_WHAT IS NEEDED_
Would you show every line from the records that holds "General"?

_MATERIAL FOR THIS EXERCISE_
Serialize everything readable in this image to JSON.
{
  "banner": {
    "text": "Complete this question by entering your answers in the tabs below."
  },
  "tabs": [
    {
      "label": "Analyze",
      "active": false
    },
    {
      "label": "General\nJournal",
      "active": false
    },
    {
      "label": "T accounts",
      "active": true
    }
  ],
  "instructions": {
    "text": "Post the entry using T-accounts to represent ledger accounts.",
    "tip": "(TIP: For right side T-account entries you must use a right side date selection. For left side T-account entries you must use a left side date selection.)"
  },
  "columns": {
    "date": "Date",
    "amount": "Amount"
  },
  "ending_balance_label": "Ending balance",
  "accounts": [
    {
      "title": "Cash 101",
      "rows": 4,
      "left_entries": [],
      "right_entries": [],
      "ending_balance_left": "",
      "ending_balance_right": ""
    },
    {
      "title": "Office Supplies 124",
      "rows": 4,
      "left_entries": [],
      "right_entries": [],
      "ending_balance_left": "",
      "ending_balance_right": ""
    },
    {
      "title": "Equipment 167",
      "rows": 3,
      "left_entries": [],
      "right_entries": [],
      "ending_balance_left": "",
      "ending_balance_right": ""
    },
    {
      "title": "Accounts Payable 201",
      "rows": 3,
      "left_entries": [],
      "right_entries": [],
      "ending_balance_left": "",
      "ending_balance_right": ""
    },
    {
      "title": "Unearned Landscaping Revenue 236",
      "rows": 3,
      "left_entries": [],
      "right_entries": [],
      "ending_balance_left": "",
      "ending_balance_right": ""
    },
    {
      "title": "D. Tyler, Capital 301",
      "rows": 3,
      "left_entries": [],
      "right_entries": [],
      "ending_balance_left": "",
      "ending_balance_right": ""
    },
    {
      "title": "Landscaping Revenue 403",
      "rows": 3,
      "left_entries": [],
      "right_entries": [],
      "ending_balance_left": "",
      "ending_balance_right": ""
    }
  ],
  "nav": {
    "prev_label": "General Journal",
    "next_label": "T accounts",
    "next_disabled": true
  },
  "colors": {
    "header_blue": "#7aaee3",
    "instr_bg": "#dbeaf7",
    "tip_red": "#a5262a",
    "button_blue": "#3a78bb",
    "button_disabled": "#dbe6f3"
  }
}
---
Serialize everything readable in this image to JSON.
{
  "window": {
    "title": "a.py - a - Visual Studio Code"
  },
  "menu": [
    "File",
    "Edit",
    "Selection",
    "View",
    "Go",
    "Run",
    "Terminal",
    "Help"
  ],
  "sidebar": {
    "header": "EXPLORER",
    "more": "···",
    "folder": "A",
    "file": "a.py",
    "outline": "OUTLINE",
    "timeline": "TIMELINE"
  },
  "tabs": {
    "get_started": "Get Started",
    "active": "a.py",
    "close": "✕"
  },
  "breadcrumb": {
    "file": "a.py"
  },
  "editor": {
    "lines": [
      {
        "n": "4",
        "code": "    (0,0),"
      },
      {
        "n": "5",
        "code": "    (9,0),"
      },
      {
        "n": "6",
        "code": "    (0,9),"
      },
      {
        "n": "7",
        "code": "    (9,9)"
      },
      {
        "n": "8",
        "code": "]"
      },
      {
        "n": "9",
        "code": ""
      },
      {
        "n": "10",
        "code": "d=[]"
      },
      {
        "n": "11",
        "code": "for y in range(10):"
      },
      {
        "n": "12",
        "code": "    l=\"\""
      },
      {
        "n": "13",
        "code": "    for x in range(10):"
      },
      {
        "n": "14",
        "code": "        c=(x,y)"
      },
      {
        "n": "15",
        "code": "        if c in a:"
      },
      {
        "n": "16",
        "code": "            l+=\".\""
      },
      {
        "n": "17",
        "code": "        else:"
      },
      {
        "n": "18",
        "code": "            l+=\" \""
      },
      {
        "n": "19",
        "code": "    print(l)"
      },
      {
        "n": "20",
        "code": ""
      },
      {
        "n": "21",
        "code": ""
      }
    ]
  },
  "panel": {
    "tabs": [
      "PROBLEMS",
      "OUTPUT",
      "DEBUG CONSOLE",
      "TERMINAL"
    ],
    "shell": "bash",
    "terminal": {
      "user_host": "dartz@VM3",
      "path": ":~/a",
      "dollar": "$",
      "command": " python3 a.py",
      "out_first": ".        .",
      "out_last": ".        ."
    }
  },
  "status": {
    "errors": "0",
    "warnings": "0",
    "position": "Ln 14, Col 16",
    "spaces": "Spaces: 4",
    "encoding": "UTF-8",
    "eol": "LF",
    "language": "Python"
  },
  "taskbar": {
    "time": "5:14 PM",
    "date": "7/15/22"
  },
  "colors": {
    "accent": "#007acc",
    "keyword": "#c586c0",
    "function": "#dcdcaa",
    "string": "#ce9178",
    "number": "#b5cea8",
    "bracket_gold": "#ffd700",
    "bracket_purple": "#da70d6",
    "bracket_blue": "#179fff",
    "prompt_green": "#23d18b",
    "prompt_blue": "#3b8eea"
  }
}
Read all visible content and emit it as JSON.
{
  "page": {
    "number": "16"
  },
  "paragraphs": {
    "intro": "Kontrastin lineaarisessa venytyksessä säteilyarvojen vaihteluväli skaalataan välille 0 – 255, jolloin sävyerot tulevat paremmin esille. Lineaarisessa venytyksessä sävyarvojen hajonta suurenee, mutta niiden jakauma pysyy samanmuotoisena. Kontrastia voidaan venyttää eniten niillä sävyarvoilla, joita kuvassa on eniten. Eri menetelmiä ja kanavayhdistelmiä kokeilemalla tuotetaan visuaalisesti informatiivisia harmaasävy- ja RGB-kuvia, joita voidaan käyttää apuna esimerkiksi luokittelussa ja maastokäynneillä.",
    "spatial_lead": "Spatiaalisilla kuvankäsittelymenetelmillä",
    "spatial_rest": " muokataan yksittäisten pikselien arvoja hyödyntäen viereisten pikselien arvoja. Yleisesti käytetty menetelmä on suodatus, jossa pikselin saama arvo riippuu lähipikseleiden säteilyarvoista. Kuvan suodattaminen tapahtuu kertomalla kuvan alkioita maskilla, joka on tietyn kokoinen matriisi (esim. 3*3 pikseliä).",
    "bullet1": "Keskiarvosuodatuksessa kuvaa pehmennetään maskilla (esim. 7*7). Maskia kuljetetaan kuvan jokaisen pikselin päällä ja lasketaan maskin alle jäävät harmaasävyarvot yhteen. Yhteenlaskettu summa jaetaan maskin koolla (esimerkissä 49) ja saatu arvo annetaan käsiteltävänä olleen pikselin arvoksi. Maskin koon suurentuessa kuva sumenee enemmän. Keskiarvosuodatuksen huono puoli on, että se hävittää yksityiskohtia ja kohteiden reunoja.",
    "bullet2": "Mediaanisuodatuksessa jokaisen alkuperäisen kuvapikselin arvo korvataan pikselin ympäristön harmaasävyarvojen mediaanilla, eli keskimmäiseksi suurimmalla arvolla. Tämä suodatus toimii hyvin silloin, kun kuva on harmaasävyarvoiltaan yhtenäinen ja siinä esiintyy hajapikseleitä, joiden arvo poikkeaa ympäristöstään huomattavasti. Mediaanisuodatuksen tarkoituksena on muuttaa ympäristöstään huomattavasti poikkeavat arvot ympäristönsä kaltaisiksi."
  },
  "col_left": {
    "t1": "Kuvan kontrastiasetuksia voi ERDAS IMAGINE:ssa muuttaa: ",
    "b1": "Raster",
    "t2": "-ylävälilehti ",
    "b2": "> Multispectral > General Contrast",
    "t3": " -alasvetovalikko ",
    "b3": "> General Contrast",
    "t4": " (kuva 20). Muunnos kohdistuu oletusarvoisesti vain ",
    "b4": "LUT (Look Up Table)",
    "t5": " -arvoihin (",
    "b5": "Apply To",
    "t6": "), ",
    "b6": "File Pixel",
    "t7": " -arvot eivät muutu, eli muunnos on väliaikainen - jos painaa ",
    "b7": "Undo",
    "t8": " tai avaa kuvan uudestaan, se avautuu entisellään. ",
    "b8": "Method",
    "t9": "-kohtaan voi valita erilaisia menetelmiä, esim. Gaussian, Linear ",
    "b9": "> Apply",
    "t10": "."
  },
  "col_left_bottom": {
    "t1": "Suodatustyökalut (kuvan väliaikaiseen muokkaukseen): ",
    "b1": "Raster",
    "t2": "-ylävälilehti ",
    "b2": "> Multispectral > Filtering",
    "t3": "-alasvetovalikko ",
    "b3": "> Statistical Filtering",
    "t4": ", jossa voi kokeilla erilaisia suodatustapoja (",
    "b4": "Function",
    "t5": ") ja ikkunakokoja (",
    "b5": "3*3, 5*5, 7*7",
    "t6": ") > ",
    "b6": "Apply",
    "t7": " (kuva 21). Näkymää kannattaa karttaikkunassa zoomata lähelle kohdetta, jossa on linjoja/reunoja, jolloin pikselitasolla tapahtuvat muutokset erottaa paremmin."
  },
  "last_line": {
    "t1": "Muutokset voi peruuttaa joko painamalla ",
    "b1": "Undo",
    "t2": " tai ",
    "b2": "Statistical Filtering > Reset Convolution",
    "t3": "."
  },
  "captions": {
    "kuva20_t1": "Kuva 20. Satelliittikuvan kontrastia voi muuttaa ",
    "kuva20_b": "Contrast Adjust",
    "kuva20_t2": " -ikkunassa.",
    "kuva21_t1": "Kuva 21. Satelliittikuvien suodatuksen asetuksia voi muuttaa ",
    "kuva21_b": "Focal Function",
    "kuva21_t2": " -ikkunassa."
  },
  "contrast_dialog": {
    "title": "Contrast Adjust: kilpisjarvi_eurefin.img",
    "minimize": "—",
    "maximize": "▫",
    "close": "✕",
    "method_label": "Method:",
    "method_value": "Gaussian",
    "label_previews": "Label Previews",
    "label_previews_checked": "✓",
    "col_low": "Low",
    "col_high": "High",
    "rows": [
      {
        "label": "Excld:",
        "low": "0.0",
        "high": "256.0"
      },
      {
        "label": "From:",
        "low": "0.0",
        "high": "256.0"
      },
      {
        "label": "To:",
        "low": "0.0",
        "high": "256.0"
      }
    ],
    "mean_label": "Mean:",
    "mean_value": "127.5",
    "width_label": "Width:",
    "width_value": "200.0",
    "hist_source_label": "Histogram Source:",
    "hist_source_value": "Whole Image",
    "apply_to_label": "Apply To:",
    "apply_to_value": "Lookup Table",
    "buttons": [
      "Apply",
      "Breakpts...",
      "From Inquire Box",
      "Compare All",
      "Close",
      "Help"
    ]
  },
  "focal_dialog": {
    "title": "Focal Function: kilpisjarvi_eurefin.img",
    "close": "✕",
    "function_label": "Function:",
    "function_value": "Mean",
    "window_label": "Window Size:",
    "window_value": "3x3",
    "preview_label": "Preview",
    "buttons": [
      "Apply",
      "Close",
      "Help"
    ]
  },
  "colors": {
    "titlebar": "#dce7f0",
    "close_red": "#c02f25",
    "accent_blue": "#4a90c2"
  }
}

_THE COMPLETED TASK_
      "label": "General\nJournal",
    "prev_label": "General Journal",
    "b2": "> Multispectral > General Contrast",
    "b3": "> General Contrast",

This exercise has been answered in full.